A guide to help you decipher what is credible and what is not.

Frequently Asked Questions (FAQ)

1. Can you determine how credible a website is based on its domain (e.g., .com, .org., .edu, .gov). 

In the earlier days of the Internet domain names (e.g., .com, .org) were generally more meaningful than they are today. Now there is often little distinction between a website with a .com or a .org domain. And while .edu indicates that a webpage is affiliated with an institution of higher education in some capacity, you should look more carefully as what that affiliation is (for example, a personal website of anyone who works or studies at that institution vs. the official website of a research institute affiliated with that institution).
 
In other words, examining a web site domain is one method in a multi-step process in evaluating a web site, but it is not always a gold standard methodology in determining the credibility of a web site.  Just because a web site has an educational domain (.edu) it does not make it more credible than a .com or a .gov.  Using lateral reading techniques introduced in our workshop can help you determine if a website is credible.  In short, there is no shortcut to spot a bad website from a domain alone. Warner Library has a Research Guide dedicated to understanding Wikipedia issues. Click the link below.
 

2. Isn't there a simple checklist I can use to evaluate an online source?

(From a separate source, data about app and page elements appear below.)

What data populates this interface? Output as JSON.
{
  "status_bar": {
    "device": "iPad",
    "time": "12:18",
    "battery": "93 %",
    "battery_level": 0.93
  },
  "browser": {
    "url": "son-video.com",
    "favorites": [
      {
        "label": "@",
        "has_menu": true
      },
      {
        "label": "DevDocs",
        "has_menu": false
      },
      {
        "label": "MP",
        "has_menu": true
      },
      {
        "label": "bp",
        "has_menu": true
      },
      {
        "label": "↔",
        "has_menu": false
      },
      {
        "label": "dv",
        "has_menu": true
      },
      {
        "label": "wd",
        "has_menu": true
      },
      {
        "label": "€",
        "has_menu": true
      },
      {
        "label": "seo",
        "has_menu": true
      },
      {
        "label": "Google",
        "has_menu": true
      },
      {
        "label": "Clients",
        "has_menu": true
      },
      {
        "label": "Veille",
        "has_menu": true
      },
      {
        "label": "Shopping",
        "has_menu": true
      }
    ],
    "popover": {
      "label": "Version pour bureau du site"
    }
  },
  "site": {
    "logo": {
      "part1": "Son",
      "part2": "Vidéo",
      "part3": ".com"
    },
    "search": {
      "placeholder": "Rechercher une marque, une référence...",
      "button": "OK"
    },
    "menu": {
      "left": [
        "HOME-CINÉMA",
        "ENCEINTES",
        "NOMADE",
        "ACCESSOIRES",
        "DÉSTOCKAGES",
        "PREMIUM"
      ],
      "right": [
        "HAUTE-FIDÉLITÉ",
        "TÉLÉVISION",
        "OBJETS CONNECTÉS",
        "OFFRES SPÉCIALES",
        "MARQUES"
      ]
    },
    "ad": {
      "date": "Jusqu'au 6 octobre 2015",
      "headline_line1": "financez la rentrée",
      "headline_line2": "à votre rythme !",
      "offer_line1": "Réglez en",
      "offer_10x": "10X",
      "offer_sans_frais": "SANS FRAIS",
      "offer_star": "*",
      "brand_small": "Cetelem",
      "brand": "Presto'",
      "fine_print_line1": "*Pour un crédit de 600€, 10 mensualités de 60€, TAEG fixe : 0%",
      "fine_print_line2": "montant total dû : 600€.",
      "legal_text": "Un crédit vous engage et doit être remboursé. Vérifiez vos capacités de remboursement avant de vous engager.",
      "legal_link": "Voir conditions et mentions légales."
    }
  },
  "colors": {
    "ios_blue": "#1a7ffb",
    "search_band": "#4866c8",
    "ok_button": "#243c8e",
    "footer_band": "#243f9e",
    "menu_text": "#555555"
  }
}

In the past librarians often taught students to employ checklists to determine if web content was reliable. These checklists while helpful often create more questions, and then confusion, then they answer. The SIFT method, while it requires you to think critically, actually makes the process easier and leads to less confusion. Furthermore, we recommend when in doubt have a collaborative conversation with a fellow scholar. Have a peer look at the material, SIFT it, and ask questions. Ultimately, you can always check with your professor.